#### EXERCISE DATA
-=-=-=-=-

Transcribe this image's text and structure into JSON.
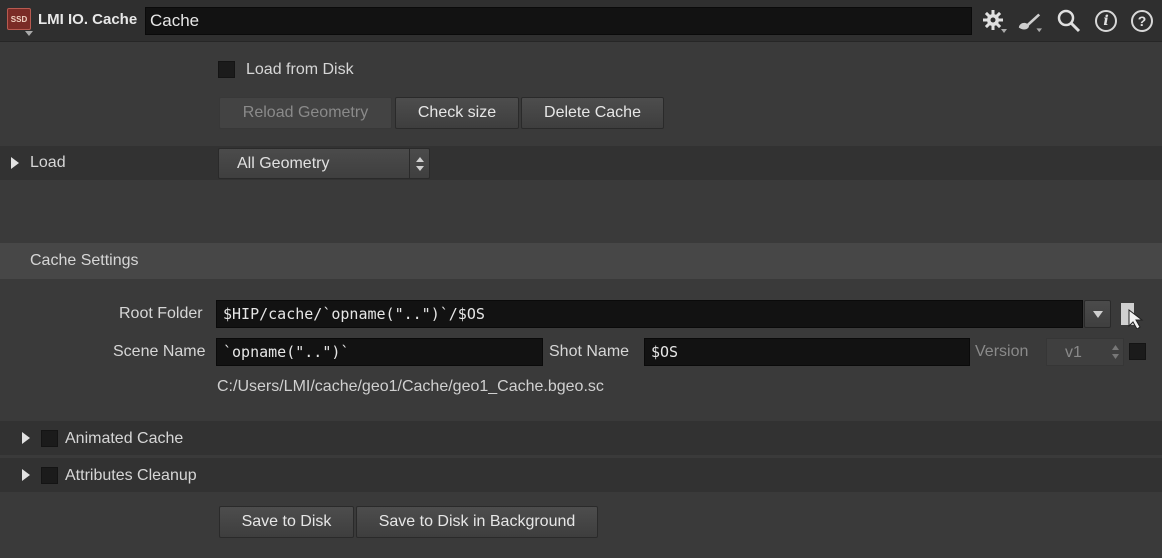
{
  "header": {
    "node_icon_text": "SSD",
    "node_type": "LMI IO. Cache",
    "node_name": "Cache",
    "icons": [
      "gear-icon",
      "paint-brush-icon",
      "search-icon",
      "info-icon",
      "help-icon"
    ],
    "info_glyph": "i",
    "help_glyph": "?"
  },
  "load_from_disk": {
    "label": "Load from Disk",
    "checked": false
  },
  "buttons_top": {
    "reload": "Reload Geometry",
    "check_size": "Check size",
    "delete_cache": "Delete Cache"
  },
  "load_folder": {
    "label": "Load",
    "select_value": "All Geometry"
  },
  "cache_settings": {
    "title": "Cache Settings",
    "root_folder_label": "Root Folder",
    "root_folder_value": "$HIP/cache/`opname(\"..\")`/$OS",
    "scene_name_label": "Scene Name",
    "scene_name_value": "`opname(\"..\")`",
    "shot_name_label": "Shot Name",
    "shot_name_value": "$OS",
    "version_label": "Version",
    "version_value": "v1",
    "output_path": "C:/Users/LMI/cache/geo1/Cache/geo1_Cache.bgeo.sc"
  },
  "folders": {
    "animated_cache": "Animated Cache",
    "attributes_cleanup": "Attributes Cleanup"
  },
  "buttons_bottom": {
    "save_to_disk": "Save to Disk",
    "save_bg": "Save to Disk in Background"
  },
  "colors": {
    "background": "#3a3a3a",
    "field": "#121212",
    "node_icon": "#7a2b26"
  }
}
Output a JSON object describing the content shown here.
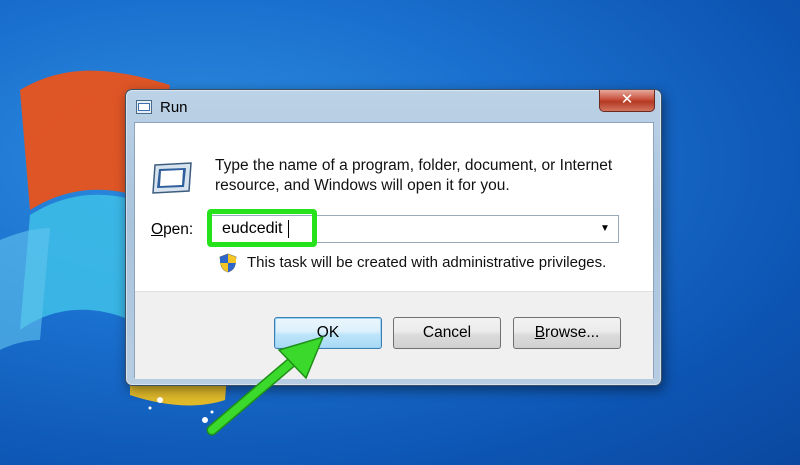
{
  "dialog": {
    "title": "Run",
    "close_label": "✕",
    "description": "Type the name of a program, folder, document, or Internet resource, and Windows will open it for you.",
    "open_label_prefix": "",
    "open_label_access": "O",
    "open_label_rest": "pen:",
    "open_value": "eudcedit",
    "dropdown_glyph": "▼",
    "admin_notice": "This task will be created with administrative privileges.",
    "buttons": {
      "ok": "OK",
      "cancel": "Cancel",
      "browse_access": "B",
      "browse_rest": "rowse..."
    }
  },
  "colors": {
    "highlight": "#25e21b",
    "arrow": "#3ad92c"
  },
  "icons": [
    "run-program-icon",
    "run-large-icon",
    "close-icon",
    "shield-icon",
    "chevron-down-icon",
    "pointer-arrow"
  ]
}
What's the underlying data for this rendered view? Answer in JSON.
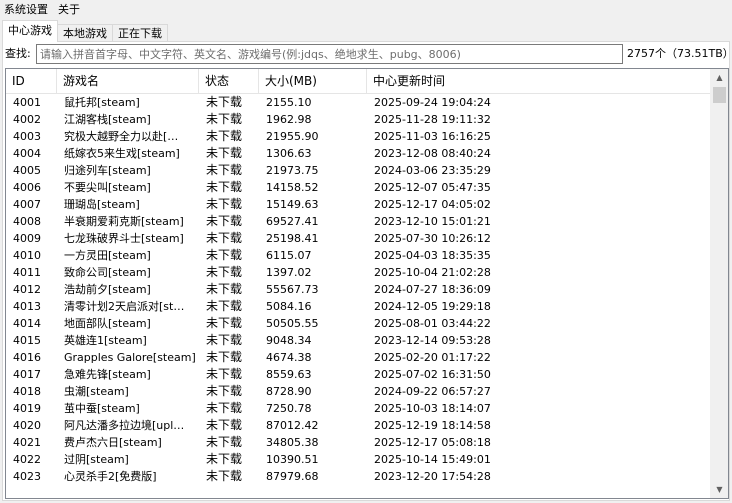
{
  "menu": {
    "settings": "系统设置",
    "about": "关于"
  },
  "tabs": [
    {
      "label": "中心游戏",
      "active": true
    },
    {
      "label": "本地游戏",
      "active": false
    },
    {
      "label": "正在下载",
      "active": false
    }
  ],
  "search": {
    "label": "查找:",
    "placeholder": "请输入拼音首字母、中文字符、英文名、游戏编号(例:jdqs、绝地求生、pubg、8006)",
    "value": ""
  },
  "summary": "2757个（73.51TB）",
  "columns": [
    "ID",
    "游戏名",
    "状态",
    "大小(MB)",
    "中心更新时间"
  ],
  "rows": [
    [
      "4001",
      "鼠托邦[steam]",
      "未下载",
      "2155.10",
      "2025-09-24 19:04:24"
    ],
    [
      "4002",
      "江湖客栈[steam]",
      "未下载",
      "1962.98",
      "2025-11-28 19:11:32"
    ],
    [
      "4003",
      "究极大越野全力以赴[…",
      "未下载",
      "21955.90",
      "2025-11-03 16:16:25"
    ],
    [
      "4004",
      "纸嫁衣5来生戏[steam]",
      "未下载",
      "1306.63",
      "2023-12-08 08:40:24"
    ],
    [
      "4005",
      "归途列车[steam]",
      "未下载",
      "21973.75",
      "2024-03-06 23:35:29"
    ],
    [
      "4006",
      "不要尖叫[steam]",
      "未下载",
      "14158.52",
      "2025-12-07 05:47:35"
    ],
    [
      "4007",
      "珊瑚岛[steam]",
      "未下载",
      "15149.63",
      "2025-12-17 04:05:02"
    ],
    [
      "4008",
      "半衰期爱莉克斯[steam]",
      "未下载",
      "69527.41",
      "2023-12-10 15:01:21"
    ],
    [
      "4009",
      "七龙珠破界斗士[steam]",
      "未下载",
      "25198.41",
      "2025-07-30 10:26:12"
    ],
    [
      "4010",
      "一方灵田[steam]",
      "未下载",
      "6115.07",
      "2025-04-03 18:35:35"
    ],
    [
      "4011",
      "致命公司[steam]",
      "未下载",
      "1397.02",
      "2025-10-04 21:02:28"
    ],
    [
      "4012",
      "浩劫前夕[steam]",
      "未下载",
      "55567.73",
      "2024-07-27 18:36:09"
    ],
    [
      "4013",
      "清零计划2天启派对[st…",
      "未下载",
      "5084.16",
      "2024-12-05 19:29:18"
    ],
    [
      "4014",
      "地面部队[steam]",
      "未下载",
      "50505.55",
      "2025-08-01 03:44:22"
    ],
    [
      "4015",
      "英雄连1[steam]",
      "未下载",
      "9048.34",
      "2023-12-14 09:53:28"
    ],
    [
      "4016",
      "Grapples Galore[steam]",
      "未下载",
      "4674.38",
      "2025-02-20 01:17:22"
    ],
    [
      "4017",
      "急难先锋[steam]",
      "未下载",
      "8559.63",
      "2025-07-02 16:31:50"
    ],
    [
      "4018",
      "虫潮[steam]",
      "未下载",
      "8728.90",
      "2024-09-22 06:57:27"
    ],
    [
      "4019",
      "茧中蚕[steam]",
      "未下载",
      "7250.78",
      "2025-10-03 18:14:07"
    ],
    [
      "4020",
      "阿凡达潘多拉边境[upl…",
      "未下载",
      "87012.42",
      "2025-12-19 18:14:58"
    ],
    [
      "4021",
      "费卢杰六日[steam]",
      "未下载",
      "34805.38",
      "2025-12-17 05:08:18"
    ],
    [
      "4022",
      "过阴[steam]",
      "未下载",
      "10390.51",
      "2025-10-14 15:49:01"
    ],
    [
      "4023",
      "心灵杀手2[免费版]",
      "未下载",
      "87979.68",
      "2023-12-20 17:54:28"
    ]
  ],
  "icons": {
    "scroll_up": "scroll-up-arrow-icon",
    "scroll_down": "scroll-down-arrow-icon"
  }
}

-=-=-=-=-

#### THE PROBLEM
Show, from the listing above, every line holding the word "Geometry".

#### REPLY
    "reload": "Reload Geometry",
    "select_value": "All Geometry"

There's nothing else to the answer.